**Problem statement:** Write out every entry in full. Leave nothing out.

Start of Material provided

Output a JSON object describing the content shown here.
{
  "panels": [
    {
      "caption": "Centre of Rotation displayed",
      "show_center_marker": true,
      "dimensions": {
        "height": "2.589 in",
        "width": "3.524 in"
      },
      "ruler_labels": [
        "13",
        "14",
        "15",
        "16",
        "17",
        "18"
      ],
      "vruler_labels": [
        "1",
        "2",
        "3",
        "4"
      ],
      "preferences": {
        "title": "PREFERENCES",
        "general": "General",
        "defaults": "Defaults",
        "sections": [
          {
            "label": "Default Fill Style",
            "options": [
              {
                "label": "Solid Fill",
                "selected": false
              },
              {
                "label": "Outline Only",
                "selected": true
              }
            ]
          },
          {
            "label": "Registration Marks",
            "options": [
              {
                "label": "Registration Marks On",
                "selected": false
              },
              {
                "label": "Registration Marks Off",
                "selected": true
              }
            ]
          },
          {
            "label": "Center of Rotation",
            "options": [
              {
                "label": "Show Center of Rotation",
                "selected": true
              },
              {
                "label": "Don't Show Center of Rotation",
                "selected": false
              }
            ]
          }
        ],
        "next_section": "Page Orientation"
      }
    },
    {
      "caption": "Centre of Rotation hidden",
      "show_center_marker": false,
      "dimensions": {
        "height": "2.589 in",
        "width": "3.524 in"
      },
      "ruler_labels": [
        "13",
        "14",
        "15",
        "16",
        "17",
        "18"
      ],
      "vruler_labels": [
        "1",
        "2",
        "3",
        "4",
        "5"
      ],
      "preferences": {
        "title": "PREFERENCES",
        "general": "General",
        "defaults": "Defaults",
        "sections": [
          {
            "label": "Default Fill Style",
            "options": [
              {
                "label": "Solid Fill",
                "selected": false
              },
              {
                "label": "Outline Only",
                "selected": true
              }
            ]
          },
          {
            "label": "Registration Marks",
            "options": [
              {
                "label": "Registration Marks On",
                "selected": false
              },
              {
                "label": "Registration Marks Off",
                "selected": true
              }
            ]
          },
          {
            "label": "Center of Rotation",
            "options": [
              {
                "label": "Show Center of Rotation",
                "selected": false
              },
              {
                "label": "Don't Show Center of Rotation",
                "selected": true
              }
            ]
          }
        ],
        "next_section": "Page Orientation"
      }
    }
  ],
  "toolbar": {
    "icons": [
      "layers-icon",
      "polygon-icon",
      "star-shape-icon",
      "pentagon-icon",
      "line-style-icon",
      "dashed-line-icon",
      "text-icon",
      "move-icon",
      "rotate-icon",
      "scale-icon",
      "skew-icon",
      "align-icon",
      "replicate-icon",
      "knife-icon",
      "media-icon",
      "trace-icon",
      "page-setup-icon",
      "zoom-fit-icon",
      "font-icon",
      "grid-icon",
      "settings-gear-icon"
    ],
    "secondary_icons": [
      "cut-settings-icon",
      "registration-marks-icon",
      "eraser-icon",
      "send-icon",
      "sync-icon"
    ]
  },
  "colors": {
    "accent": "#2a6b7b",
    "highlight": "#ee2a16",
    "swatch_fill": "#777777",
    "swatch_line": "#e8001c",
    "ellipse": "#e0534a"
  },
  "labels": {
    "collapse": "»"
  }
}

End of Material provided

**Written answer:**
Output a JSON object describing the content shown here.
{
  "panels": [
    {
      "caption": "Centre of Rotation displayed",
      "show_center_marker": true,
      "dimensions": {
        "height": "2.589 in",
        "width": "3.524 in"
      },
      "ruler_labels": [
        "13",
        "14",
        "15",
        "16",
        "17",
        "18"
      ],
      "vruler_labels": [
        "1",
        "2",
        "3",
        "4"
      ],
      "preferences": {
        "title": "PREFERENCES",
        "general": "General",
        "defaults": "Defaults",
        "sections": [
          {
            "label": "Default Fill Style",
            "options": [
              {
                "label": "Solid Fill",
                "selected": false
              },
              {
                "label": "Outline Only",
                "selected": true
              }
            ]
          },
          {
            "label": "Registration Marks",
            "options": [
              {
                "label": "Registration Marks On",
                "selected": false
              },
              {
                "label": "Registration Marks Off",
                "selected": true
              }
            ]
          },
          {
            "label": "Center of Rotation",
            "options": [
              {
                "label": "Show Center of Rotation",
                "selected": true
              },
              {
                "label": "Don't Show Center of Rotation",
                "selected": false
              }
            ]
          }
        ],
        "next_section": "Page Orientation"
      }
    },
    {
      "caption": "Centre of Rotation hidden",
      "show_center_marker": false,
      "dimensions": {
        "height": "2.589 in",
        "width": "3.524 in"
      },
      "ruler_labels": [
        "13",
        "14",
        "15",
        "16",
        "17",
        "18"
      ],
      "vruler_labels": [
        "1",
        "2",
        "3",
        "4",
        "5"
      ],
      "preferences": {
        "title": "PREFERENCES",
        "general": "General",
        "defaults": "Defaults",
        "sections": [
          {
            "label": "Default Fill Style",
            "options": [
              {
                "label": "Solid Fill",
                "selected": false
              },
              {
                "label": "Outline Only",
                "selected": true
              }
            ]
          },
          {
            "label": "Registration Marks",
            "options": [
              {
                "label": "Registration Marks On",
                "selected": false
              },
              {
                "label": "Registration Marks Off",
                "selected": true
              }
            ]
          },
          {
            "label": "Center of Rotation",
            "options": [
              {
                "label": "Show Center of Rotation",
                "selected": false
              },
              {
                "label": "Don't Show Center of Rotation",
                "selected": true
              }
            ]
          }
        ],
        "next_section": "Page Orientation"
      }
    }
  ],
  "toolbar": {
    "icons": [
      "layers-icon",
      "polygon-icon",
      "star-shape-icon",
      "pentagon-icon",
      "line-style-icon",
      "dashed-line-icon",
      "text-icon",
      "move-icon",
      "rotate-icon",
      "scale-icon",
      "skew-icon",
      "align-icon",
      "replicate-icon",
      "knife-icon",
      "media-icon",
      "trace-icon",
      "page-setup-icon",
      "zoom-fit-icon",
      "font-icon",
      "grid-icon",
      "settings-gear-icon"
    ],
    "secondary_icons": [
      "cut-settings-icon",
      "registration-marks-icon",
      "eraser-icon",
      "send-icon",
      "sync-icon"
    ]
  },
  "colors": {
    "accent": "#2a6b7b",
    "highlight": "#ee2a16",
    "swatch_fill": "#777777",
    "swatch_line": "#e8001c",
    "ellipse": "#e0534a"
  },
  "labels": {
    "collapse": "»"
  }
}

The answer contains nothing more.